__REQUIRED WORK__.
Starting from the line that holds "Decode this image", print every line through the end of the records, first and last included.

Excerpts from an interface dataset
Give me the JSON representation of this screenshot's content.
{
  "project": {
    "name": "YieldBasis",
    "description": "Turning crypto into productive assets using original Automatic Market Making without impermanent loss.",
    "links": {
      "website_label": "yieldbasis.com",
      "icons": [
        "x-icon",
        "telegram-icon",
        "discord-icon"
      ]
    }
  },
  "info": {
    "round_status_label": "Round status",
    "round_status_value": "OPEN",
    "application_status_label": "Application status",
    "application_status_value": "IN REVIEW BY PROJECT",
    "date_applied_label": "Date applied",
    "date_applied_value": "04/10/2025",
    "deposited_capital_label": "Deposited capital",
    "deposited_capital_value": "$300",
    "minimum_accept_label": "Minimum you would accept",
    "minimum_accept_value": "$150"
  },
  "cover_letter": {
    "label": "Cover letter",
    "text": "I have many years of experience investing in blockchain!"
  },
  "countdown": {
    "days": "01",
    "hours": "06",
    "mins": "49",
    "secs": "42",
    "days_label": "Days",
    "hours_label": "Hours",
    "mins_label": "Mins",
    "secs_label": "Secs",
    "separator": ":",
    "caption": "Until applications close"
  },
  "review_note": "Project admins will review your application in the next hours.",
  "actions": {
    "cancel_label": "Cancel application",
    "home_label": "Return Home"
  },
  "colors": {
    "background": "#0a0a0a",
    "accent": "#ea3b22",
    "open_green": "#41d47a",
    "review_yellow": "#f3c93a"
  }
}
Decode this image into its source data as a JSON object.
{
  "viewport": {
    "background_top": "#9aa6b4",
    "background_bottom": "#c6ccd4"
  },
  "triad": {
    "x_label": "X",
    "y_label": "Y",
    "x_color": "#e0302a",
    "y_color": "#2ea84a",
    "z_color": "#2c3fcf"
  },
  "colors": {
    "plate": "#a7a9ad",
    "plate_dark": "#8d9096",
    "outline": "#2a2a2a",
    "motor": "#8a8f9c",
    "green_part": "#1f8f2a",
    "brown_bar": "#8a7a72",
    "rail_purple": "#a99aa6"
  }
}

__ANSWER AREA__.
Decode this image into its source data as a JSON object.
{
  "viewport": {
    "background_top": "#9aa6b4",
    "background_bottom": "#c6ccd4"
  },
  "triad": {
    "x_label": "X",
    "y_label": "Y",
    "x_color": "#e0302a",
    "y_color": "#2ea84a",
    "z_color": "#2c3fcf"
  },
  "colors": {
    "plate": "#a7a9ad",
    "plate_dark": "#8d9096",
    "outline": "#2a2a2a",
    "motor": "#8a8f9c",
    "green_part": "#1f8f2a",
    "brown_bar": "#8a7a72",
    "rail_purple": "#a99aa6"
  }
}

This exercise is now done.